Roberto Rivera
Sojourners Magazine
Washington D.C.

I'm not the only person that has made the connection between art, imagination and the heroic. This spring a show sponsored by Arts for Amnesty International opened in Washington D.C. The exhibit featured the work of artist Tom Block, who depicts both prisoners of conscience and those working for their freedom, and for the dignity and human rights of oppressed people around the world.

If there's a word that summarizes the work exhibited and people depicted, it's diverse. Some of the people painted by Block, such as the Dalai Lama, are known around the world. Others embody anonymity, such as the Albanian refugees and Algerian civilians. There are Muslims, Buddhists, Christians and people with no particular religion.

One of the most fascinating subjects is a man who dared to criticize the system of which he was a part. Jose Gallardo was the youngest brigadier general in the history of the Mexican army. As such, he was in a position to know about that institution's abuse of human rights. He wrote about the abuse in his master's thesis and called for reform of the army. For his troubles, he was sentenced to 28 years in prison on trumped-up charges. President Fox released him in march after Amnesty International and other groups brought attention to his case.

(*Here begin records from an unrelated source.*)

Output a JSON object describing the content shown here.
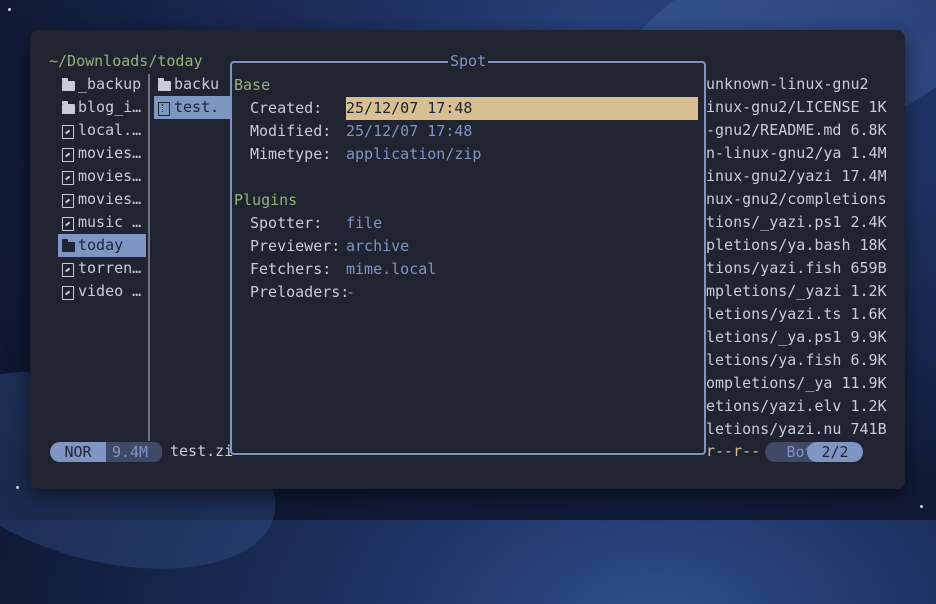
{
  "header": {
    "path": "~/Downloads/today"
  },
  "parent_list": [
    {
      "name": "_backup",
      "icon": "folder-icon",
      "selected": false
    },
    {
      "name": "blog_i…",
      "icon": "folder-icon",
      "selected": false
    },
    {
      "name": "local.…",
      "icon": "file-icon",
      "selected": false
    },
    {
      "name": "movies…",
      "icon": "file-icon",
      "selected": false
    },
    {
      "name": "movies…",
      "icon": "file-icon",
      "selected": false
    },
    {
      "name": "movies…",
      "icon": "file-icon",
      "selected": false
    },
    {
      "name": "music …",
      "icon": "file-icon",
      "selected": false
    },
    {
      "name": "today",
      "icon": "folder-icon",
      "selected": true
    },
    {
      "name": "torren…",
      "icon": "file-icon",
      "selected": false
    },
    {
      "name": "video …",
      "icon": "file-icon",
      "selected": false
    }
  ],
  "current_list": [
    {
      "name": "backu",
      "icon": "folder-icon",
      "selected": false
    },
    {
      "name": "test.",
      "icon": "zip-icon",
      "selected": true
    }
  ],
  "preview_list": [
    "unknown-linux-gnu2",
    "inux-gnu2/LICENSE 1K",
    "-gnu2/README.md 6.8K",
    "n-linux-gnu2/ya 1.4M",
    "inux-gnu2/yazi 17.4M",
    "nux-gnu2/completions",
    "tions/_yazi.ps1 2.4K",
    "pletions/ya.bash 18K",
    "tions/yazi.fish 659B",
    "mpletions/_yazi 1.2K",
    "letions/yazi.ts 1.6K",
    "letions/_ya.ps1 9.9K",
    "letions/ya.fish 6.9K",
    "ompletions/_ya 11.9K",
    "etions/yazi.elv 1.2K",
    "letions/yazi.nu 741B"
  ],
  "spot": {
    "title": "Spot",
    "base": {
      "heading": "Base",
      "created_label": "Created:",
      "created_value": "25/12/07 17:48",
      "modified_label": "Modified:",
      "modified_value": "25/12/07 17:48",
      "mimetype_label": "Mimetype:",
      "mimetype_value": "application/zip"
    },
    "plugins": {
      "heading": "Plugins",
      "spotter_label": "Spotter:",
      "spotter_value": "file",
      "previewer_label": "Previewer:",
      "previewer_value": "archive",
      "fetchers_label": "Fetchers:",
      "fetchers_value": "mime.local",
      "preloaders_label": "Preloaders:",
      "preloaders_value": "-"
    }
  },
  "status": {
    "mode": "NOR",
    "size": "9.4M",
    "filename": "test.zi",
    "permissions": "r--r--",
    "scroll": "Bot",
    "position": "2/2"
  },
  "colors": {
    "accent": "#7f95c4",
    "green": "#8fb57a",
    "highlight": "#d8bf92",
    "background": "#1f2430"
  }
}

Block's painting of Gallardo in an officer's uniform, staring out from behind prison bars, captures the price of following your conscience in a way that words can't. Similarly, the suffering of an Albanian refugee, an old woman bearing a striking resemblance to Mother Teresa, is depicted in a disturbing manner not in the debased modern sense of upsetting one's sensibilities, but in a way that makes you think about things you'd rather not.

In his new book, Carpe Manana, Drew University theologian Leonard Sweet writes about the importance of what he calls "image based literacy" that is, an appreciation of the way in which images shape the way people think and feel. However well Arts for Amnesty International works as a fundraiser, it does succeed as a means of getting inside the reader's imagination and, from there, perhaps to his or her conscience.

Images like these are not a substitute for words. But they do provide, at least, a partial answer to the question, "Why should I be interested?"